It is also important to get down on their level. For the shot below I literally just laid down on the ground and waited for my shot. When you get down to the eye level of your subjects, you are able to see the world through their eyes and it will come through in your photographs.

black and white photo of little boys wrestling

These boys were a ball of energy. I gave them breaks to “cool off” and got this great shot of them playing.

If you are photographing more than one child, having them interact or hold hands can turn out truly magical. Other times, you may have to bring a parent into the mix. Have the child give their parent a kiss. Or have Dad put them up on his shoulder, anything to get the child happy and excited. A photograph of a laughing child will usually always bring their parents joy.


Ok, I  really try to use this as a last resort, but sometimes it is necessary…maybe a little more so with my own kids because they really know how to work the system. Obviously you will know your subjects better than I will, so use your own judgement.

Whenever I photograph children I always have some waters, juice boxes, and maybe some organic fruit gummies tucked in the trunk of my car. I try to always buy organic because I never know how a parent feels about giving their child sweets. It can be a touchy subject and organic treats always seem to be better received. Plus they don’t have things like artificial chemicals or dyes to which some children can be sensitive.

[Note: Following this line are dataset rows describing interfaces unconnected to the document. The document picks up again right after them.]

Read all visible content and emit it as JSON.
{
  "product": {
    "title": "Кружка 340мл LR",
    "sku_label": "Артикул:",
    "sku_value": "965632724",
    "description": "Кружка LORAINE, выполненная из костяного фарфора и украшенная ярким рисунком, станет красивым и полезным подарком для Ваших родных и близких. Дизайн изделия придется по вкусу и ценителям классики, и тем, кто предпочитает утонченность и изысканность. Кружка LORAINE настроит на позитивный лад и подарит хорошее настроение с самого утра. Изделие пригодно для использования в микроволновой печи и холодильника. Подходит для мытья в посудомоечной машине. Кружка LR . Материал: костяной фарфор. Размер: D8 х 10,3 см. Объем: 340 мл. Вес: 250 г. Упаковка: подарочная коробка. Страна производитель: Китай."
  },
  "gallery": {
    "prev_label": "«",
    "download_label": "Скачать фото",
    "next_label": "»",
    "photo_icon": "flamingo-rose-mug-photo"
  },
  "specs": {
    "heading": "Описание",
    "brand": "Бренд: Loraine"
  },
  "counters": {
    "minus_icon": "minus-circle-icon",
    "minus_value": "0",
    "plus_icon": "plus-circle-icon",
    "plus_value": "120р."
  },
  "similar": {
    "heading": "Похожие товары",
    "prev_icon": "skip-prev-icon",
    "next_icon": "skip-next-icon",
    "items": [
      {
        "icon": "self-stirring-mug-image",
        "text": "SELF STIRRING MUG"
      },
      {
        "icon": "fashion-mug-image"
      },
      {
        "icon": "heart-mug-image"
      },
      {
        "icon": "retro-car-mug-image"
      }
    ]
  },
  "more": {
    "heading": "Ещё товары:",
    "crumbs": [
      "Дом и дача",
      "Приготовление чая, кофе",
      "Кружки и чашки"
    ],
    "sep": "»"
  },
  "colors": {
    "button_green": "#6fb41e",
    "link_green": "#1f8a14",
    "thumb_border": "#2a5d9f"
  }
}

If a child is really having a difficult time then I will often suggest we take a little break, have a snack and just chill or a few minutes. Often times this is enough to distract a child and get them back on track.

I used to make the mistake of trying to offer a treat to a child if they smiled for the camera. However, I have found that this really doesn’t work out well because you waste so much time in between each shot waiting for the child to chew the piece of candy.

Be sure not to choose a messy treat because it will end up all over their faces. I once made the mistake of giving my own daughter a blue piece of candy and it ended up ruining the photographs. Her lips and tongue were blue and nothing I did in photoshop was able to fix it to a point that I was happy with. Lesson learned!


So there you have it! Photographing children can really test your limits. If you find you are having a hard time, know that you are not alone. Learning to photograph children can be challenging, but immensely rewarding when done well.

These are my go to tricks that I use whenever  I photograph children, whether I’m shooting for a client or just photographing my own children. They have been a life savor! Some of them I definitely had to learn to that hard way. I hope that by sharing  this you are one step ahead of the game! Good luck!




Leave a Reply

Your email address will not be published. Required fields are marked *

Hi! I'm Ruth!

Welcome to my blog where I share all things photography related. I am a fine art photographer and photography instructor and mentor. I am also the mother to five wild little children who I homeschool. We love to explore nature while I take photographs along the way!

Fine art portrait photography


Privacy Policy

scroll to top



Come join me behind the scenes for FREE! Snag the free video of me shooting this image. Let me show you a super easy photoshoot setup that can be done right at home!!